For one day a year, either on a Friday night or a Saturday afternoon, I get to be 13 years old again.
Normally, that wouldn’t be a positive.
Being 13, at least as a seventh grader in 2004, sucked. I don’t think you need me to tell you about the horrors of middle school.
However, there was one good thing about the dawn of my teenage years: watching Dale Earnhardt Jr. race in NASCAR.
Dale Jr. was my favorite NASCAR driver not named Dale Sr., and 2004 was his best year in the NASCAR Cup Series. From the Daytona 500 to the Bristol Motor Speedway night race and the fall Talladega Superspeedway race, Earnhardt racked up six wins that season.
It was the last great year to be a fan of the No. 8 Budweiser Chevrolet, Talladega points penalty and all.
In the years that followed, I went from being solely a fan of NASCAR to covering it for a living. It was in that journalistic capacity with Sporting News that I attended my only Earnhardt race win, at Martinsville Speedway in 2014.
While I’m proud of the story I wrote that day, I’ve always hated I didn’t get to fully experience the ecstasy of the win as a fan, like I did when he triumphed in the Daytona 500 earlier that year.
Three years later, my inner 13-year-old experienced a very surreal moment: covering Earnhardt’s retirement press conference.
If you had told me in 2004 that I would ever be in position to ask a question at the conference, let alone having to visit Hendrick Motorsports to do so, I would have stared at you like you grew a second head.
At the time, the end of Earnhardt’s Cup career was a punch to my 13-year-old gut. The fact he went winless made it even worse (though sporting his 2000 rookie paint scheme in the Homestead-Miami Speedway finale helped ease the pain).
My tune on Earnhardt’s departure changed the following year after the publication of Earnhardt’s book “Racing to the Finish.” It documented his battles with concussions and their impact on his career. Reading its roughly 200 pages actually made me wish he’d hung it up sooner.
But having one race a year doesn’t hurt.
That weekend has arrived.
Earnhardt will make his annual appearance in the NASCAR Xfinity Series, once again driving a No. 8 Chevrolet in Saturday afternoon’s race at Richmond Raceway.
One month from turning 47 years old, it will be his fourth Xfinity start since his Cup retirement.
But what if it’s his last?
Earnhardt’s JR Motorsports has consistently fielded four-car teams since 2016, with three consisting of full-time drivers and a fourth considered the “All-Star” car.
Sam Mayer is already signed up to run full-time next year, too.
Unlike the Cup Series, there’s not a four-car team limit in Xfinity.
Soon after the Berry news dropped, Earnhardt popped into the appropriate thread on Reddit and dropped this hint.
I’m sure my inner teenager wasn’t the only one who let out a sigh of relief when he read that.
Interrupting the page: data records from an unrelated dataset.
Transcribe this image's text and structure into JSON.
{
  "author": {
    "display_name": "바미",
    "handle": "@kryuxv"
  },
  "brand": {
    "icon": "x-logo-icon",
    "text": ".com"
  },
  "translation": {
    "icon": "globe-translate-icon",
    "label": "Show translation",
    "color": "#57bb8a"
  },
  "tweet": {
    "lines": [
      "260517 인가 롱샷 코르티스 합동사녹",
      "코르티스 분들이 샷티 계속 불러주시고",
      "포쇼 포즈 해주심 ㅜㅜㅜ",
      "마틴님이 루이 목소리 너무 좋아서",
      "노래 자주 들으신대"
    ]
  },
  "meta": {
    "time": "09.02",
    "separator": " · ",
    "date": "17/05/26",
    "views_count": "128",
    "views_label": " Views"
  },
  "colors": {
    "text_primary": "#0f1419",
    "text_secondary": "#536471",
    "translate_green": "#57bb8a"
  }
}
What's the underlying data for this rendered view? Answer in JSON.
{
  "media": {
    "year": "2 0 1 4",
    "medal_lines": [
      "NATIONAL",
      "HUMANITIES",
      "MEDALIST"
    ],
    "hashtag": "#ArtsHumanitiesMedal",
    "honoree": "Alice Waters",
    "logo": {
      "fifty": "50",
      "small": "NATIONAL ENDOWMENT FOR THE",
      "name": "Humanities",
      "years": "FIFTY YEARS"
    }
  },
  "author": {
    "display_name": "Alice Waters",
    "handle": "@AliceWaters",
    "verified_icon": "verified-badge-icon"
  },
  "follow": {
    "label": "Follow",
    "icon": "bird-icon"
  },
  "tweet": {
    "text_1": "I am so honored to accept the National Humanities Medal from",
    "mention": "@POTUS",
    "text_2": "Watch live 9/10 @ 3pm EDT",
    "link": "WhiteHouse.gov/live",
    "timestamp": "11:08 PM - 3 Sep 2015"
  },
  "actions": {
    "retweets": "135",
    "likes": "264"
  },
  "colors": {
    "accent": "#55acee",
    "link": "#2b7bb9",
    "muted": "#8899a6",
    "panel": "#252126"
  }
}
If there’s no issues expanding to five cars, why not a sixth?
The end might not be here.
But if it is, Richmond would be an appropriate track for Earnhardt to exit stage left.
While it’s not Daytona or Talladega, where Earnhardt taking the lead was met with thunderous cheers, the short track was one of his best tracks during the peak of his powers.
Earnhardt tamed the “Action Track” seven times – three in Cup and four in Xfinity.
Richmond is where Earnhardt earned his most recent NASCAR victory, winning the April 23, 2016, Xfinity race there.
“I always have a lot of fun when I come back for my one race a year in this series,” Earnhardt said in a media release. “Richmond is one of my favorite tracks, and it’s one I’ve had a lot of success at in the past. I know that Taylor (Moyer, crew chief) and the entire No. 8 team will unload a fast Camaro, and hopefully we’ll have a shot at it towards the end of the race.”
Regardless of if it’s the end of Earnhardt’s time in the cockpit, I’m going to enjoy the moment. My favorite driver will be back on the track.
For at least a couple of hours, I can pretend it’s 2004 again and all is right in the world.
Follow @DanielMcFadin and check out and subscribe to his show “Dropping The Hammer with Daniel McFadin” on YouTube and in podcast form.
About the author
Daniel McFadin is a 7-year veteran of the NASCAR media corp. He wrote for NBC Sports from 2015 to October 2020. He's currently a freelancer and lead reporter and editor for Frontstretch. He is also host of the NASCAR show "Dropping the Hammer with Daniel McFadin" on YouTube and in podcast form.
You can email him at email@example.com.